i spent so much time hiding my feelings of inadequacy, sadness, anxiety, and self-hate, and the tears came because i had no idea how to deal with this inner voice. i couldn’t fess up to the weakness and fear that had a firm grasp on me. if i said it out loud would i be less of a person?

i often wonder what it would be like if the dark cloud of depression didn’t follow me around; if my brain didn’t always work overtime to flood my mind with anxiety; if picturing harming myself wasn’t a thing. what would it be like to be “normal”?
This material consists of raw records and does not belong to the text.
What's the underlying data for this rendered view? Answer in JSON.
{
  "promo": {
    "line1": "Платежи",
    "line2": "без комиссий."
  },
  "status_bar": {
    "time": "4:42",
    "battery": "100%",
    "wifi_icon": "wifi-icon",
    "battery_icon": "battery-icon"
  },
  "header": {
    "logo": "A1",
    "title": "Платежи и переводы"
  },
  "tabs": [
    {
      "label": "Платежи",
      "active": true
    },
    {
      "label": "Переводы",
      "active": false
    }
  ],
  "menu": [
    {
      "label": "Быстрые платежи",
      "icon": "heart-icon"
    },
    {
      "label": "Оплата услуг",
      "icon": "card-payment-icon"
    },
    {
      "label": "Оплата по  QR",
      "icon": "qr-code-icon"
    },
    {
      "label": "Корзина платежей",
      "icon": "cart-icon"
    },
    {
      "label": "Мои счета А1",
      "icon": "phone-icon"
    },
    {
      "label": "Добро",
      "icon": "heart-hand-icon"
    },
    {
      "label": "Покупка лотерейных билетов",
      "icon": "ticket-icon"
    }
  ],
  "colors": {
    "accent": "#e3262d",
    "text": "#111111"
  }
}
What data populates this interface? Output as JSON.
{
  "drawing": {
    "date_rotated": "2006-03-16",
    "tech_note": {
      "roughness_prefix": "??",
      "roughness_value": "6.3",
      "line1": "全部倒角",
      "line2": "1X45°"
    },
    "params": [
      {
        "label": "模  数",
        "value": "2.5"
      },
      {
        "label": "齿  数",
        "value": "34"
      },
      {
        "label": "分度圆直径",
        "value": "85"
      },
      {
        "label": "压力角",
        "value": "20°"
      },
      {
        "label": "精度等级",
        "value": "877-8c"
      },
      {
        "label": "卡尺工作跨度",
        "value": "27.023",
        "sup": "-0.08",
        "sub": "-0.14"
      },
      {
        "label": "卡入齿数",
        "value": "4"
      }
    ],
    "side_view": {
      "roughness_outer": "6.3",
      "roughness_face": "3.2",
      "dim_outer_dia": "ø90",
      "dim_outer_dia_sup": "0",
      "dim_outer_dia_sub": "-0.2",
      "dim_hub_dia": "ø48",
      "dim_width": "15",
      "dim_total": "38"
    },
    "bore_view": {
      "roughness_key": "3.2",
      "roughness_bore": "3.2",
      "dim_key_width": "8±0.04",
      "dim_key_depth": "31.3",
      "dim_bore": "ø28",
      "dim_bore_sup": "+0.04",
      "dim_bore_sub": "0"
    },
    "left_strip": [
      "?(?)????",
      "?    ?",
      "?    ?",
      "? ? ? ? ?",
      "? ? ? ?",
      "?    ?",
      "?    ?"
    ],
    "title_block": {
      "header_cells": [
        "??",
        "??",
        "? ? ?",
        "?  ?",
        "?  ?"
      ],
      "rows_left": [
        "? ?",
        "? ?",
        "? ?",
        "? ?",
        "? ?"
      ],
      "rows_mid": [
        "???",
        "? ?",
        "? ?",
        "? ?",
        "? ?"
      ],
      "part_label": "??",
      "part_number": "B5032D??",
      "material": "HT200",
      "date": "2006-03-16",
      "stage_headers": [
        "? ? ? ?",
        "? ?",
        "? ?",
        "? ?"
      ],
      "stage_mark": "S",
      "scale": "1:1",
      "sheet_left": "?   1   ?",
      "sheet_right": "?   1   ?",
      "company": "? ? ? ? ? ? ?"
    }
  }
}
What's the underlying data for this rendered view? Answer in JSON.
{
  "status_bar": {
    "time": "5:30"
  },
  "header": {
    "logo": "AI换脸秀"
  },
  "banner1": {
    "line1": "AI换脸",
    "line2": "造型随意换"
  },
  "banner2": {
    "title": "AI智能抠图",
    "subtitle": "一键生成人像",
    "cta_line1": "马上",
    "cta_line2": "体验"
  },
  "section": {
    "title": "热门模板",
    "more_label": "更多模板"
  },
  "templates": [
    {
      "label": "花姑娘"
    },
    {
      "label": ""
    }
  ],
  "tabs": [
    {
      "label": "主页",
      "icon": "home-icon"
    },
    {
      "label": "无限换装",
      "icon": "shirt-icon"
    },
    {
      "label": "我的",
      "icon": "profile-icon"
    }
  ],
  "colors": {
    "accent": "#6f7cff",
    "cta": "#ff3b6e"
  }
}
i couldn’t keep at it alone, i needed help. i feared going to a doctor because i didn’t want to live in a medicated haze, and i didn’t think i belonged at a psychiatrist’s office because i wasn’t “crazy”. crazy. a word i was terrified would haunt me for the rest of my life. my sad, lonely, crazy life. with cats. at least two cats, because they needed a companion, and…

“laura?”

i snapped out of my downward spiral, and straight back into that beige waiting room. i stood and handed her my forms: intake, contact information, mood indicator. she was young with a nose ring and a tattoo on her right foot. she was my counsellor and i already felt like she could help me.

i was lucky enough to find calgary counselling centre, a charitable organization committed to providing compassionate, professional, and affordable counselling services to calgarians. they’ve moved into a much nicer building, with a view of the calgary tower and downtown skyline – no more beige walls or floral chairs. though i am no longer regularly going to sessions, i am thankfully for my on-and-off five years and different counsellors there. 

if you share any of these feelings or thoughts i’ve expressed, i encourage you to be brave, to look past the stigma that still very much exists, and make the hardest decision to help yourself when it feels like nothing can get better. i’m here for you. i relate to you. i cry alongside you.